_TASK ITEM_:
Output the records that follow, keeping every line exactly as it is.

(DATA SUPPLIED begins)

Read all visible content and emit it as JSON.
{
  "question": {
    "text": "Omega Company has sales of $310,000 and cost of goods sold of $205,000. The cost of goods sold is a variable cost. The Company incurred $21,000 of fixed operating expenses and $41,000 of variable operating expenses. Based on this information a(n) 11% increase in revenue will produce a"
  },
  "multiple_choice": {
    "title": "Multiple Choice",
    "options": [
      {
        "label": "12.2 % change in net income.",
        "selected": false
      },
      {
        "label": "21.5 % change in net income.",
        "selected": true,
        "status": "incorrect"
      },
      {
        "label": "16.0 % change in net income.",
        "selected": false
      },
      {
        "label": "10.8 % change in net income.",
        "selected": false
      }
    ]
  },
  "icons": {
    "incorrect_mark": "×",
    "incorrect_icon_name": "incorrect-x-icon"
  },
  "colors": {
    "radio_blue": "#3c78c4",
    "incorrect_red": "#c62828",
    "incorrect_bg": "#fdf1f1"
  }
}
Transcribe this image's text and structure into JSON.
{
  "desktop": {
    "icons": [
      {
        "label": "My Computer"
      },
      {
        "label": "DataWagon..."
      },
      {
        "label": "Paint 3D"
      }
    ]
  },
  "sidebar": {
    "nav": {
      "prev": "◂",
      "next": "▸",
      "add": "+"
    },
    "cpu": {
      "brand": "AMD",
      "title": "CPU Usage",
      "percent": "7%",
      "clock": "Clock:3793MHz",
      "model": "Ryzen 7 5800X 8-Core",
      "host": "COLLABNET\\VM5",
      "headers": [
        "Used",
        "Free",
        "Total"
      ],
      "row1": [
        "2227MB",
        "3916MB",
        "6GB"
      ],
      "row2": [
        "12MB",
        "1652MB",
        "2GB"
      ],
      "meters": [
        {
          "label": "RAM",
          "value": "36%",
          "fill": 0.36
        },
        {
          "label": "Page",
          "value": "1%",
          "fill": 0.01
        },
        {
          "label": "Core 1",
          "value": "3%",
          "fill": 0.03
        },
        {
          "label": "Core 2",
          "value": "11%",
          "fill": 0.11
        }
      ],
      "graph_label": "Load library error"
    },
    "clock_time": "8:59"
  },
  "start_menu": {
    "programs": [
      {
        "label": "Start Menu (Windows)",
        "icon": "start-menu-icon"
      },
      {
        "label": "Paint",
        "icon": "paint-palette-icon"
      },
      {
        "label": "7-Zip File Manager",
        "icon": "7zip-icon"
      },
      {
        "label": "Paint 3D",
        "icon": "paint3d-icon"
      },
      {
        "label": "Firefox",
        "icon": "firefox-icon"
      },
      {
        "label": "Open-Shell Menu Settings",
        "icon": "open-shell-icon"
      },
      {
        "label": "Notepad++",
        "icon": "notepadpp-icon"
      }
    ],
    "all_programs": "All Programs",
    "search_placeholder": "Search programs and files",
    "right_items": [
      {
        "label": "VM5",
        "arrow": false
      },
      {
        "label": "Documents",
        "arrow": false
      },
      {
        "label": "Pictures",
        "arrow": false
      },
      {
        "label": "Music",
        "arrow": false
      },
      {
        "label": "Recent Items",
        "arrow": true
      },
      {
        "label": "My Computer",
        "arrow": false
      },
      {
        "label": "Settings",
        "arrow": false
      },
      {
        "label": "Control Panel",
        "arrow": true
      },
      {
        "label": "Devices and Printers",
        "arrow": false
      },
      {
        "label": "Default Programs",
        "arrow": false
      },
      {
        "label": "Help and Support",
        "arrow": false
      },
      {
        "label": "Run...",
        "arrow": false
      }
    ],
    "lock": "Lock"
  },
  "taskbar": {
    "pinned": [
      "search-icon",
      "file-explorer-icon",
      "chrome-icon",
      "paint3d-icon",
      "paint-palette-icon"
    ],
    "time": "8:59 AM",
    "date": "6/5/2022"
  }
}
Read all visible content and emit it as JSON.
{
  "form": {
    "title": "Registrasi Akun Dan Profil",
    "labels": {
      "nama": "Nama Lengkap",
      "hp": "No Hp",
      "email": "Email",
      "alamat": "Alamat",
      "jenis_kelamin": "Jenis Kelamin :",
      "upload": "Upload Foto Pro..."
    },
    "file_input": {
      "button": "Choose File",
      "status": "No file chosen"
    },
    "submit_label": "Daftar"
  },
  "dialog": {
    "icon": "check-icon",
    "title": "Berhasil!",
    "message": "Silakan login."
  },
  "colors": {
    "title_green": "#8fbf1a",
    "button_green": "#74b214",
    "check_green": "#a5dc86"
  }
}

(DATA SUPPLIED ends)

_ANSWER AREA_:
Read all visible content and emit it as JSON.
{
  "question": {
    "text": "Omega Company has sales of $310,000 and cost of goods sold of $205,000. The cost of goods sold is a variable cost. The Company incurred $21,000 of fixed operating expenses and $41,000 of variable operating expenses. Based on this information a(n) 11% increase in revenue will produce a"
  },
  "multiple_choice": {
    "title": "Multiple Choice",
    "options": [
      {
        "label": "12.2 % change in net income.",
        "selected": false
      },
      {
        "label": "21.5 % change in net income.",
        "selected": true,
        "status": "incorrect"
      },
      {
        "label": "16.0 % change in net income.",
        "selected": false
      },
      {
        "label": "10.8 % change in net income.",
        "selected": false
      }
    ]
  },
  "icons": {
    "incorrect_mark": "×",
    "incorrect_icon_name": "incorrect-x-icon"
  },
  "colors": {
    "radio_blue": "#3c78c4",
    "incorrect_red": "#c62828",
    "incorrect_bg": "#fdf1f1"
  }
}
Transcribe this image's text and structure into JSON.
{
  "desktop": {
    "icons": [
      {
        "label": "My Computer"
      },
      {
        "label": "DataWagon..."
      },
      {
        "label": "Paint 3D"
      }
    ]
  },
  "sidebar": {
    "nav": {
      "prev": "◂",
      "next": "▸",
      "add": "+"
    },
    "cpu": {
      "brand": "AMD",
      "title": "CPU Usage",
      "percent": "7%",
      "clock": "Clock:3793MHz",
      "model": "Ryzen 7 5800X 8-Core",
      "host": "COLLABNET\\VM5",
      "headers": [
        "Used",
        "Free",
        "Total"
      ],
      "row1": [
        "2227MB",
        "3916MB",
        "6GB"
      ],
      "row2": [
        "12MB",
        "1652MB",
        "2GB"
      ],
      "meters": [
        {
          "label": "RAM",
          "value": "36%",
          "fill": 0.36
        },
        {
          "label": "Page",
          "value": "1%",
          "fill": 0.01
        },
        {
          "label": "Core 1",
          "value": "3%",
          "fill": 0.03
        },
        {
          "label": "Core 2",
          "value": "11%",
          "fill": 0.11
        }
      ],
      "graph_label": "Load library error"
    },
    "clock_time": "8:59"
  },
  "start_menu": {
    "programs": [
      {
        "label": "Start Menu (Windows)",
        "icon": "start-menu-icon"
      },
      {
        "label": "Paint",
        "icon": "paint-palette-icon"
      },
      {
        "label": "7-Zip File Manager",
        "icon": "7zip-icon"
      },
      {
        "label": "Paint 3D",
        "icon": "paint3d-icon"
      },
      {
        "label": "Firefox",
        "icon": "firefox-icon"
      },
      {
        "label": "Open-Shell Menu Settings",
        "icon": "open-shell-icon"
      },
      {
        "label": "Notepad++",
        "icon": "notepadpp-icon"
      }
    ],
    "all_programs": "All Programs",
    "search_placeholder": "Search programs and files",
    "right_items": [
      {
        "label": "VM5",
        "arrow": false
      },
      {
        "label": "Documents",
        "arrow": false
      },
      {
        "label": "Pictures",
        "arrow": false
      },
      {
        "label": "Music",
        "arrow": false
      },
      {
        "label": "Recent Items",
        "arrow": true
      },
      {
        "label": "My Computer",
        "arrow": false
      },
      {
        "label": "Settings",
        "arrow": false
      },
      {
        "label": "Control Panel",
        "arrow": true
      },
      {
        "label": "Devices and Printers",
        "arrow": false
      },
      {
        "label": "Default Programs",
        "arrow": false
      },
      {
        "label": "Help and Support",
        "arrow": false
      },
      {
        "label": "Run...",
        "arrow": false
      }
    ],
    "lock": "Lock"
  },
  "taskbar": {
    "pinned": [
      "search-icon",
      "file-explorer-icon",
      "chrome-icon",
      "paint3d-icon",
      "paint-palette-icon"
    ],
    "time": "8:59 AM",
    "date": "6/5/2022"
  }
}
Read all visible content and emit it as JSON.
{
  "form": {
    "title": "Registrasi Akun Dan Profil",
    "labels": {
      "nama": "Nama Lengkap",
      "hp": "No Hp",
      "email": "Email",
      "alamat": "Alamat",
      "jenis_kelamin": "Jenis Kelamin :",
      "upload": "Upload Foto Pro..."
    },
    "file_input": {
      "button": "Choose File",
      "status": "No file chosen"
    },
    "submit_label": "Daftar"
  },
  "dialog": {
    "icon": "check-icon",
    "title": "Berhasil!",
    "message": "Silakan login."
  },
  "colors": {
    "title_green": "#8fbf1a",
    "button_green": "#74b214",
    "check_green": "#a5dc86"
  }
}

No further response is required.